Direct Digital Synthesis


Like probably most other web pages, this one is also continuously under construction. This is primarily due to the fact, that the DDS project is itself ongoing and will probably be for a few years to come. It is not less related to the fact, that my main hobby is electronics and not the design of web pages. If you plan to start your own DDS project and you think that I might have more than what is apparent on this web site, then please feel free to send me an email.


What is DDS?

DDS stands for Direct Digital Synthesis and in this context it refers to the generation of an analogue signal by some digital circuit and an attached digital to analogue converter (DAC). The picture below shows the signal path of a typical DDS system. Click any of the boxes for more information on the respective function block.

Anti Aliasing Filter Digital-to-Analogue Converter Phase to Amplitude Accumulator Oscillator


The key element of a DDS system is the phase accumulator, clocked by a fixed frequency master clock, that is at least twice as high as the maximum usable signal bandwidth (Nyquist theorem). The output value of this accumulator is the current phase angle of the generated frequency. Overflows of the accumulator are ignored and therefore its output range is constrained to values between 0 and 2n-1, with n being the width of the accumulator. The range is scaled to 0 ~ 2π, so that each output value can be mapped to a phase angle by a suitable phase-to-amplitude converter. A fast digital to analogue converter generates a time discrete analogue signal, which becomes time continuous by filtering it with an anti aliasing filter.


Practical example of a DDS system

I did not employ any of the commercially available integrated circuits. Firstly, that would not really be a challenge and to a certain degree it would be boring. Many others have already used these chips very successfully. Also I've not seen a commercial device, which supports AM and SSB modulation. And last but not least, I wanted to learn more about the principles of digital signal processing.

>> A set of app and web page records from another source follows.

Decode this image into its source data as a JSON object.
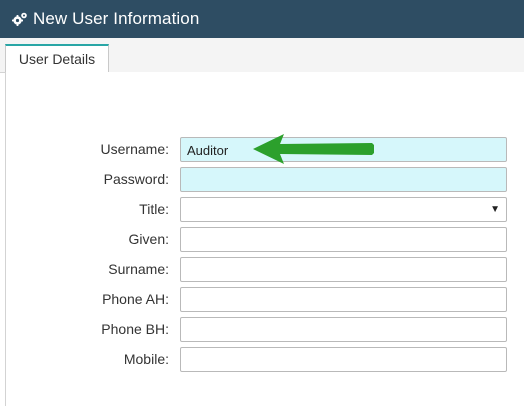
{
  "window": {
    "title": "New User Information",
    "icon": "gears-icon"
  },
  "tabs": [
    {
      "label": "User Details",
      "active": true
    }
  ],
  "form": {
    "fields": [
      {
        "label": "Username:",
        "value": "Auditor",
        "type": "text",
        "highlighted": true
      },
      {
        "label": "Password:",
        "value": "",
        "type": "password",
        "highlighted": true
      },
      {
        "label": "Title:",
        "value": "",
        "type": "select",
        "highlighted": false
      },
      {
        "label": "Given:",
        "value": "",
        "type": "text",
        "highlighted": false
      },
      {
        "label": "Surname:",
        "value": "",
        "type": "text",
        "highlighted": false
      },
      {
        "label": "Phone AH:",
        "value": "",
        "type": "text",
        "highlighted": false
      },
      {
        "label": "Phone BH:",
        "value": "",
        "type": "text",
        "highlighted": false
      },
      {
        "label": "Mobile:",
        "value": "",
        "type": "text",
        "highlighted": false
      }
    ]
  },
  "colors": {
    "titlebar": "#2e4d63",
    "tab_accent": "#29a6a6",
    "highlight_field": "#d6f7fb",
    "annotation_arrow": "#2ca02c"
  }
}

Therefore I decided to use a Field Programmable Gate Array (FPGA) and design the DDS from scratch. My plan was always not just to generate a pure sine signal, but I've built the system with modulation in mind. My ultimate goal is a fully digital FM/AM/SSB transmitter in a single FPGA. That explains why the project will probably be ongoing for a few years. Current FPGAs do not yet have the price and performance range that I have in mind. I can currently (2003) implement an AM transmitter in an FPGA that costs about 100€ in single unit quantities. With the fast DAC and some other components that sums up to perhaps 200€. That's really a bit expensive for a mere AM transmitter. Still I'm working on an SSB version, which requires about a fourfold chip size. I would expect to get an FPGA with a suitable performance in about 2005 for perhaps 100€.


What is the status of my DDS project?

I've build a board with a 10K100 Altera FPGA and a fast 14-bit DAC from Analog Devices. This board serves as the key component of a fully digital sweep generator with an output frequency between about 50 kHz (limited due to a transformer after the DAC) and 30 MHz. Its clock speed is 80 MHz. That sweep generator is already working nicely since 2000. With an identical board I'm trying to build a fully digital transmitter for about the same frequency range. It is rather simple to produce an AM signal (not straightforward though as one might think), but the ultimate goal is an USB or LSB signal. It is already clear that it will not fit completely into the above mentioned 10K100, so I have to select a larger FPGA or add some CPU support.

I started to make a presentation about NCOs. It is really far from finished, but it may still be useful as a basic introduction.

Here is the documentation of the sweep generator including the schematics of the board and the FPGA.